Global meta-analysis of trait consistency of non-native plants between their native and introduced areas
Article first published online: 31 OCT 2013
© 2013 John Wiley & Sons Ltd
Global Ecology and Biogeography
Volume 23, Issue 3, pages 264–273, March 2014
How to Cite
Ordonez, A. (2014), Global meta-analysis of trait consistency of non-native plants between their native and introduced areas. Global Ecology and Biogeography, 23: 264–273. doi: 10.1111/geb.12123
- Issue published online: 13 FEB 2014
- Article first published online: 31 OCT 2013
- University of Groningen (Netherlands) Ubbo Emmius scholarship
- HISTFUNC. Grant Number: 310886
- Biological invasions;
- canopy height;
- ecological strategies;
- exotic/introduced ranges;
- plant traits;
- seed mass;
- trait conservatism;
- trait consistency;
Invasion biologists have made an extensive exploration of ways to identify the characteristic traits of invasive plants based on the assumption that plant attributes remain similar when plants become invasive. However, this assumption needs to be critically evaluated when predicting successful future introductions.
Using a global database of plant functional traits (i.e. specific leaf area, maximum canopy height and individual seed mass) encompassing 129 different species three questions were evaluated using a meta-analytical approach. (1) Do traits of introduced aliens change between native and introduced areas? (2) Do the responses show directionality, indicating that traits of aliens are either consistently higher or lower in their introduced range? (3) Are there smaller differences in species between native and introduced areas (within-species multitrait variation) than between two random species (between-species multitrait variability)?
Mean trait differences (measured as log-response ratios) between native and introduced (invasive + naturalized), native and naturalized, or native and invasive areas showed no significant differences across evaluated species, even after controlling for invasion status and growth form.
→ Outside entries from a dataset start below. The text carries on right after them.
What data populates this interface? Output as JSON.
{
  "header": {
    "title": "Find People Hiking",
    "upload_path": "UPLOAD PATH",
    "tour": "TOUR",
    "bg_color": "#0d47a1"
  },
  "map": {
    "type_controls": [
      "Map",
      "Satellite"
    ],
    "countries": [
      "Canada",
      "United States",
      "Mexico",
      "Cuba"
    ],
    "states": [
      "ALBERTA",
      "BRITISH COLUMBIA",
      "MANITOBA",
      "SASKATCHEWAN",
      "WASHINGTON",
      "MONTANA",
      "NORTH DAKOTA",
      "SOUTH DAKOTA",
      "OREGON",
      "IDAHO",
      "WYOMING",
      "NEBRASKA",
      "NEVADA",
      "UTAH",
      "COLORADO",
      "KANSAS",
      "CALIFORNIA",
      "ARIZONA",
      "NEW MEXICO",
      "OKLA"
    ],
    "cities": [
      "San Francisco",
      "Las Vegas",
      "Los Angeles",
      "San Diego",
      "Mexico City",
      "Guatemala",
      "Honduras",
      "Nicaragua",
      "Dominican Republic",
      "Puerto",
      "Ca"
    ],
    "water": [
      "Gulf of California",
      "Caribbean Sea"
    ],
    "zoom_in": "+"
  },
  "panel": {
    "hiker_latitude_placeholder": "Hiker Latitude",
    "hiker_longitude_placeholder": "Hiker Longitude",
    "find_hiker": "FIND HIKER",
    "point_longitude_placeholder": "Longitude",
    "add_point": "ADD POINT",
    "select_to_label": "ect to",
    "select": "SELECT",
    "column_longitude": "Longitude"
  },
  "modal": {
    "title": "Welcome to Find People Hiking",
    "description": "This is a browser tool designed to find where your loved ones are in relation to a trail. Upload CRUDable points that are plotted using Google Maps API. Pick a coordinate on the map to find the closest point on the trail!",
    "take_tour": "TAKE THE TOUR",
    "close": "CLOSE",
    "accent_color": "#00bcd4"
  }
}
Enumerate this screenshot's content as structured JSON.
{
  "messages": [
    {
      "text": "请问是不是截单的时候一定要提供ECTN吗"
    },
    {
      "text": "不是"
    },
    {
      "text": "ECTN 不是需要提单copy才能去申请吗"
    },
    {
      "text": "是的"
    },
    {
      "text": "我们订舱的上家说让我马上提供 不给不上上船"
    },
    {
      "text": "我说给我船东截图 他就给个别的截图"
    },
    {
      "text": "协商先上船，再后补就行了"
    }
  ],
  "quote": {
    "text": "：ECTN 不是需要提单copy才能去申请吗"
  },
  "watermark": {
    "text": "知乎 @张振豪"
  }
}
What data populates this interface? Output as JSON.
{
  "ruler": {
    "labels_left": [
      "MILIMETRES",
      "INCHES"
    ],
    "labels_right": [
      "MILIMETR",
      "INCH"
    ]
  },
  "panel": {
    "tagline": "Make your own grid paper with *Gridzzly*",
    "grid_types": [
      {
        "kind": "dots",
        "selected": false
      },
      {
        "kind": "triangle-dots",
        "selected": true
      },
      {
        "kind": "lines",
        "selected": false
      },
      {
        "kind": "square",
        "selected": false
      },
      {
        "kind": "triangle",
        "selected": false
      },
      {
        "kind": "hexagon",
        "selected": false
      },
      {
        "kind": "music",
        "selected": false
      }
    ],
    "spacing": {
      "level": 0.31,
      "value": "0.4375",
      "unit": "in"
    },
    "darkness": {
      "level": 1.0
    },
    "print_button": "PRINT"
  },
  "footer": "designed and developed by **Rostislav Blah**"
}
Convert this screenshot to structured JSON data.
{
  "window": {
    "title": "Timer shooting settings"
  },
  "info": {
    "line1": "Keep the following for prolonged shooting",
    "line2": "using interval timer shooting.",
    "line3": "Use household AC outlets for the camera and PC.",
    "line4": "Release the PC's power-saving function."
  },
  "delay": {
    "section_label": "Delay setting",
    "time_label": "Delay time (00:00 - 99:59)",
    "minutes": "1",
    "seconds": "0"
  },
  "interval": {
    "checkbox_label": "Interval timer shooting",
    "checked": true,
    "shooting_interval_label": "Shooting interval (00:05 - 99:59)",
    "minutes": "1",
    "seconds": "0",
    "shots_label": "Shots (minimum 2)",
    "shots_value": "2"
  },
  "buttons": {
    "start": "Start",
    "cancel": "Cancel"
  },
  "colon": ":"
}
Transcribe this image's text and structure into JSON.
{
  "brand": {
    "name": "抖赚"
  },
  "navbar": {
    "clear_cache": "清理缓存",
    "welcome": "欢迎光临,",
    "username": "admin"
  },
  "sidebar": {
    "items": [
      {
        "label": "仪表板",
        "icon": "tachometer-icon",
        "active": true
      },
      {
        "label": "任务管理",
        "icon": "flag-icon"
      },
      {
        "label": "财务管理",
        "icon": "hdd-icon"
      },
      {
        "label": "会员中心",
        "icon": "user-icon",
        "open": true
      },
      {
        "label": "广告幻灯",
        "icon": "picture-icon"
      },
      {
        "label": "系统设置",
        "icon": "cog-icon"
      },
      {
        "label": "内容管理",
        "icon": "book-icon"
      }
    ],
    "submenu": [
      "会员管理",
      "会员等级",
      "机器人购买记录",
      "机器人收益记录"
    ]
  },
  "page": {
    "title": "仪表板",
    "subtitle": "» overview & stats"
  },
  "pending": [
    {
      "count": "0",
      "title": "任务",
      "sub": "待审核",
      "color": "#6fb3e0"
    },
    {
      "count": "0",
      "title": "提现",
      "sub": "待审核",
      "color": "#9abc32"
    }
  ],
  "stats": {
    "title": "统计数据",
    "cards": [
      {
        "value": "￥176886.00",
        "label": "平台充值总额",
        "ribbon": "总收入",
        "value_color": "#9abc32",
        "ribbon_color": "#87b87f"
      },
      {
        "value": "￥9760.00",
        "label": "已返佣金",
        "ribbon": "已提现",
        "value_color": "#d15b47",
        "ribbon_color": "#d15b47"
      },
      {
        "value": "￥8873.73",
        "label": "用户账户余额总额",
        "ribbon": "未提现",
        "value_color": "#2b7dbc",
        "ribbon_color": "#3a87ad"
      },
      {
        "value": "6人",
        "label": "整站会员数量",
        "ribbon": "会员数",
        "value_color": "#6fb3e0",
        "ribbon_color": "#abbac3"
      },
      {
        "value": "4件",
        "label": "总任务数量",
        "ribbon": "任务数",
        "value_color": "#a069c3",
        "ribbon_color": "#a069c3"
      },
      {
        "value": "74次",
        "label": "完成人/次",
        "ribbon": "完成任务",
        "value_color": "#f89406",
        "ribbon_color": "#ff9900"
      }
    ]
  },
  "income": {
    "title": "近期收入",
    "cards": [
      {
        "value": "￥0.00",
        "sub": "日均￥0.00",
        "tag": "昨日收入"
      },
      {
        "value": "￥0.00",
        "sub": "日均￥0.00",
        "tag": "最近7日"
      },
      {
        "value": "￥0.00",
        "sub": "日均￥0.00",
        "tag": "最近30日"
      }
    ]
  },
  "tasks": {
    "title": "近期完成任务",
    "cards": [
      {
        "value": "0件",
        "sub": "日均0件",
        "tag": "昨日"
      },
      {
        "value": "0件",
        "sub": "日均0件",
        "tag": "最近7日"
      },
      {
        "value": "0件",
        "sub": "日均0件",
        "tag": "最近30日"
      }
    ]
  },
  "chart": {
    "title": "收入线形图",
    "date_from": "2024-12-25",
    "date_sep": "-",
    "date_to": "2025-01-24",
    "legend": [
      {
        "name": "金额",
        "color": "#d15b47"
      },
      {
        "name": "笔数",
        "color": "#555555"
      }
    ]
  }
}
This pattern was the result of aliens showing both higher (Alienarea > Nativearea) and lower (Alienarea < Nativearea) trait values in their introduced areas. Furthermore, multitrait differences between populations in the native and introduced areas were significantly less than differences in the mean trait composition between species (as determined by contrast with two different null models).
The similarity of evaluated traits between areas, in combination with a smaller within-species than among-species trait variability, are fundamental results for conservation and nature management efforts. The results presented in this study validate the assumption that mean trait measurements in the native areas are likely to be reasonably representative of trait mean values in the invaded areas, and support the use of trait-based prediction methods to evaluate the potential of an introduced plant to become established.